_DIRECTIONS_: Reproduce the data below in full and to the letter, images excepted.

[Excerpts from an interface dataset]
-=-=-

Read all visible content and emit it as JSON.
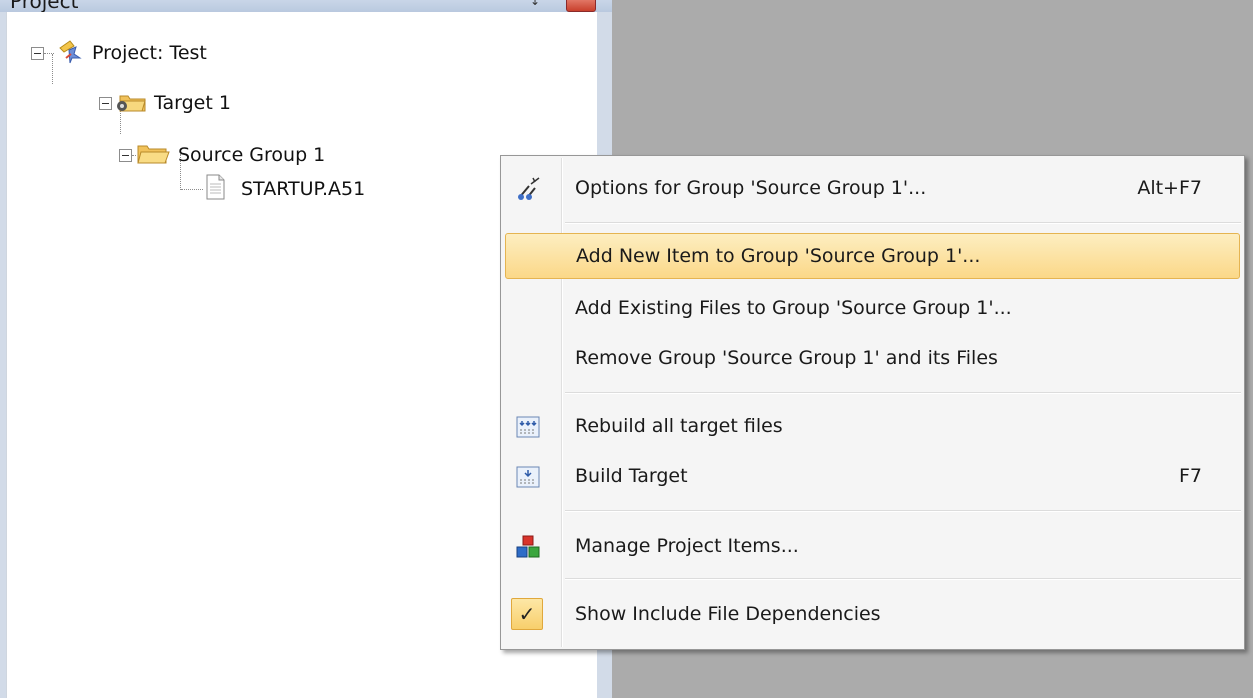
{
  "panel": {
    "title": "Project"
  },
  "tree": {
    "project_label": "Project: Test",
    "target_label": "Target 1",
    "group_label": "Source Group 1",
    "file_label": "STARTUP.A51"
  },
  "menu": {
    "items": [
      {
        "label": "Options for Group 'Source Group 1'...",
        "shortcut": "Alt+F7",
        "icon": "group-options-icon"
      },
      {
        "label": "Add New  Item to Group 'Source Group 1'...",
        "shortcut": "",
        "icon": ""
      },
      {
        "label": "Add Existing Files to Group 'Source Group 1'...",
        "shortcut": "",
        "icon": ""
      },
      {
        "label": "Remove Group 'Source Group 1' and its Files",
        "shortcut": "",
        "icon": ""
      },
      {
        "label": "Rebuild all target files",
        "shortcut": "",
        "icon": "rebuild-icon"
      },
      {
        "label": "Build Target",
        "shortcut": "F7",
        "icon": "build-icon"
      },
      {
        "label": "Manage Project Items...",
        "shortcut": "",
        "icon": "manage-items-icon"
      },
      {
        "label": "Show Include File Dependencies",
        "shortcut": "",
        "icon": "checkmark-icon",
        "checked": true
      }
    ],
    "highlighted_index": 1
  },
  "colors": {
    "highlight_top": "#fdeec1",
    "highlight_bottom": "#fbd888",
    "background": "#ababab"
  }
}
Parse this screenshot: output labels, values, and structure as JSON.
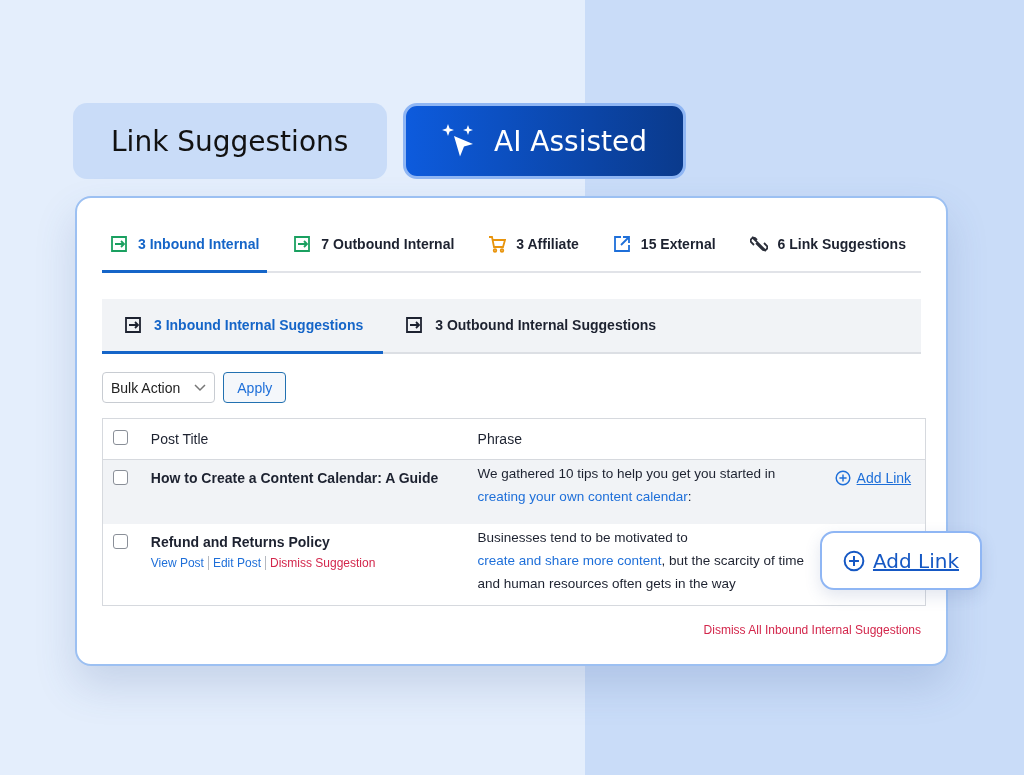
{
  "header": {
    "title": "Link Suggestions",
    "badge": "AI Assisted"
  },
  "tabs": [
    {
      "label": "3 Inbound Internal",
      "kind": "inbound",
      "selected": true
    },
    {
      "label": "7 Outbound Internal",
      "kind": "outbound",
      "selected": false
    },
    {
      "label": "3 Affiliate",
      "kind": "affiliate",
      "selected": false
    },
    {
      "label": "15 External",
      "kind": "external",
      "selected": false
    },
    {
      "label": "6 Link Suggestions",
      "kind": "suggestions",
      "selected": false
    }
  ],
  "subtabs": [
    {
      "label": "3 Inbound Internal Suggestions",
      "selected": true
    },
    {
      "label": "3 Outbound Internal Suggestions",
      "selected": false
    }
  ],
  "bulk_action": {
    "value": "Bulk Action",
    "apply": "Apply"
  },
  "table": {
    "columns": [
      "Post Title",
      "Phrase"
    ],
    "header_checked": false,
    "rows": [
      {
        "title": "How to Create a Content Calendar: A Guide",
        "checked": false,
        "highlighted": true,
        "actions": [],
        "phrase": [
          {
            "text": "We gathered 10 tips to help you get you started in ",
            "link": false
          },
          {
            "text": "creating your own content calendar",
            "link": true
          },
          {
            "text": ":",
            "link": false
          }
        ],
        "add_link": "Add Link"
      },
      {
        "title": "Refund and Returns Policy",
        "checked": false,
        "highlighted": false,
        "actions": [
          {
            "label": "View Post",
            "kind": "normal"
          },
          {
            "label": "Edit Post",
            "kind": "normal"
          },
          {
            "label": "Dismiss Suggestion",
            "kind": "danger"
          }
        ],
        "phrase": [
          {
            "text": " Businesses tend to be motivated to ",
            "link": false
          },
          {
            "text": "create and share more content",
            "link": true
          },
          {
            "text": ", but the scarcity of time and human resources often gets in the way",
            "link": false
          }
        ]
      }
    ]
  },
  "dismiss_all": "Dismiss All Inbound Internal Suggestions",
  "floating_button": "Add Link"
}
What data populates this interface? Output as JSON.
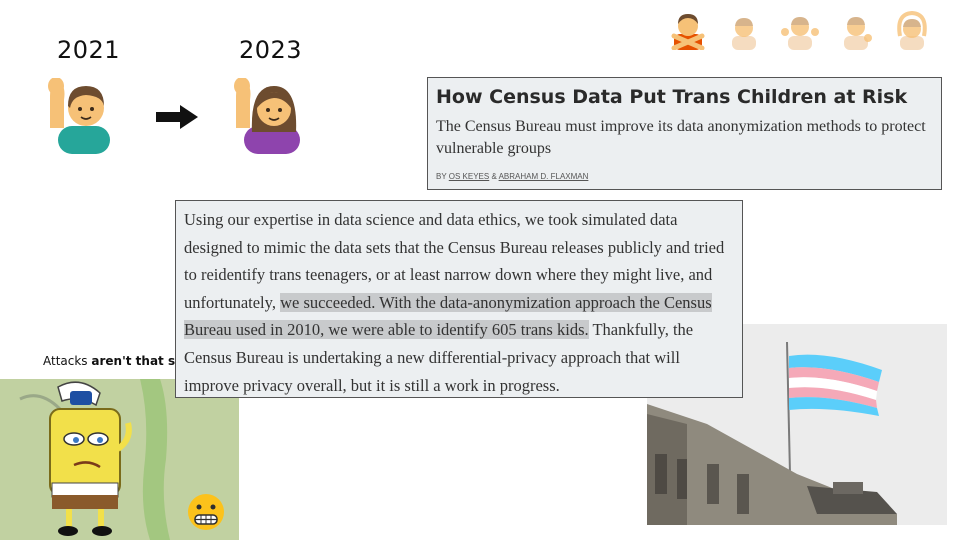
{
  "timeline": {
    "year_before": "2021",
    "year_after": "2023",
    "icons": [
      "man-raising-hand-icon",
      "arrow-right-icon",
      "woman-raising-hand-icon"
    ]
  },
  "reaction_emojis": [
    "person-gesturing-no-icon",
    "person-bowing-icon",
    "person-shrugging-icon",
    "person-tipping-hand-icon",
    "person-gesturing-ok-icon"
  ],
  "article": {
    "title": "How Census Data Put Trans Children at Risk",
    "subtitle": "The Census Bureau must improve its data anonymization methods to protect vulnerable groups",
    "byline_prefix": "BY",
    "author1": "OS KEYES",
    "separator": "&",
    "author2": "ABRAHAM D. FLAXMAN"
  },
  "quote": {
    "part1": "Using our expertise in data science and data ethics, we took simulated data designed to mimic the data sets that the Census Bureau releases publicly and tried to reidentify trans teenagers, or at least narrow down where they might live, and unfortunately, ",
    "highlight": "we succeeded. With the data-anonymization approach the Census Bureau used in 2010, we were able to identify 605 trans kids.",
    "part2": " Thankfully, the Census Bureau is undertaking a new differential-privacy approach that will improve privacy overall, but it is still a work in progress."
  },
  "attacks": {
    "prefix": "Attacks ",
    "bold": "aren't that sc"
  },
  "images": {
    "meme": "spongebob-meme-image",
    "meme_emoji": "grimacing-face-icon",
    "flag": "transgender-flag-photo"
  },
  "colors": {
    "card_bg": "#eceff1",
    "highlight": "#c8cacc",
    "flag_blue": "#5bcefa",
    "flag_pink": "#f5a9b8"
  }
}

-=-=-

_SOLVED EXERCISE_:
Read all visible content and emit it as JSON.
{
  "panel": {
    "title": "Project"
  },
  "tree": {
    "project_label": "Project: Test",
    "target_label": "Target 1",
    "group_label": "Source Group 1",
    "file_label": "STARTUP.A51"
  },
  "menu": {
    "items": [
      {
        "label": "Options for Group 'Source Group 1'...",
        "shortcut": "Alt+F7",
        "icon": "group-options-icon"
      },
      {
        "label": "Add New  Item to Group 'Source Group 1'...",
        "shortcut": "",
        "icon": ""
      },
      {
        "label": "Add Existing Files to Group 'Source Group 1'...",
        "shortcut": "",
        "icon": ""
      },
      {
        "label": "Remove Group 'Source Group 1' and its Files",
        "shortcut": "",
        "icon": ""
      },
      {
        "label": "Rebuild all target files",
        "shortcut": "",
        "icon": "rebuild-icon"
      },
      {
        "label": "Build Target",
        "shortcut": "F7",
        "icon": "build-icon"
      },
      {
        "label": "Manage Project Items...",
        "shortcut": "",
        "icon": "manage-items-icon"
      },
      {
        "label": "Show Include File Dependencies",
        "shortcut": "",
        "icon": "checkmark-icon",
        "checked": true
      }
    ],
    "highlighted_index": 1
  },
  "colors": {
    "highlight_top": "#fdeec1",
    "highlight_bottom": "#fbd888",
    "background": "#ababab"
  }
}
Parse this screenshot: output labels, values, and structure as JSON.
{
  "header": {
    "title": "Link Suggestions",
    "badge": "AI Assisted"
  },
  "tabs": [
    {
      "label": "3 Inbound Internal",
      "kind": "inbound",
      "selected": true
    },
    {
      "label": "7 Outbound Internal",
      "kind": "outbound",
      "selected": false
    },
    {
      "label": "3 Affiliate",
      "kind": "affiliate",
      "selected": false
    },
    {
      "label": "15 External",
      "kind": "external",
      "selected": false
    },
    {
      "label": "6 Link Suggestions",
      "kind": "suggestions",
      "selected": false
    }
  ],
  "subtabs": [
    {
      "label": "3 Inbound Internal Suggestions",
      "selected": true
    },
    {
      "label": "3 Outbound Internal Suggestions",
      "selected": false
    }
  ],
  "bulk_action": {
    "value": "Bulk Action",
    "apply": "Apply"
  },
  "table": {
    "columns": [
      "Post Title",
      "Phrase"
    ],
    "header_checked": false,
    "rows": [
      {
        "title": "How to Create a Content Calendar: A Guide",
        "checked": false,
        "highlighted": true,
        "actions": [],
        "phrase": [
          {
            "text": "We gathered 10 tips to help you get you started in ",
            "link": false
          },
          {
            "text": "creating your own content calendar",
            "link": true
          },
          {
            "text": ":",
            "link": false
          }
        ],
        "add_link": "Add Link"
      },
      {
        "title": "Refund and Returns Policy",
        "checked": false,
        "highlighted": false,
        "actions": [
          {
            "label": "View Post",
            "kind": "normal"
          },
          {
            "label": "Edit Post",
            "kind": "normal"
          },
          {
            "label": "Dismiss Suggestion",
            "kind": "danger"
          }
        ],
        "phrase": [
          {
            "text": " Businesses tend to be motivated to ",
            "link": false
          },
          {
            "text": "create and share more content",
            "link": true
          },
          {
            "text": ", but the scarcity of time and human resources often gets in the way",
            "link": false
          }
        ]
      }
    ]
  },
  "dismiss_all": "Dismiss All Inbound Internal Suggestions",
  "floating_button": "Add Link"
}
What data populates this interface? Output as JSON.
{
  "timeline": {
    "year_before": "2021",
    "year_after": "2023",
    "icons": [
      "man-raising-hand-icon",
      "arrow-right-icon",
      "woman-raising-hand-icon"
    ]
  },
  "reaction_emojis": [
    "person-gesturing-no-icon",
    "person-bowing-icon",
    "person-shrugging-icon",
    "person-tipping-hand-icon",
    "person-gesturing-ok-icon"
  ],
  "article": {
    "title": "How Census Data Put Trans Children at Risk",
    "subtitle": "The Census Bureau must improve its data anonymization methods to protect vulnerable groups",
    "byline_prefix": "BY",
    "author1": "OS KEYES",
    "separator": "&",
    "author2": "ABRAHAM D. FLAXMAN"
  },
  "quote": {
    "part1": "Using our expertise in data science and data ethics, we took simulated data designed to mimic the data sets that the Census Bureau releases publicly and tried to reidentify trans teenagers, or at least narrow down where they might live, and unfortunately, ",
    "highlight": "we succeeded. With the data-anonymization approach the Census Bureau used in 2010, we were able to identify 605 trans kids.",
    "part2": " Thankfully, the Census Bureau is undertaking a new differential-privacy approach that will improve privacy overall, but it is still a work in progress."
  },
  "attacks": {
    "prefix": "Attacks ",
    "bold": "aren't that sc"
  },
  "images": {
    "meme": "spongebob-meme-image",
    "meme_emoji": "grimacing-face-icon",
    "flag": "transgender-flag-photo"
  },
  "colors": {
    "card_bg": "#eceff1",
    "highlight": "#c8cacc",
    "flag_blue": "#5bcefa",
    "flag_pink": "#f5a9b8"
  }
}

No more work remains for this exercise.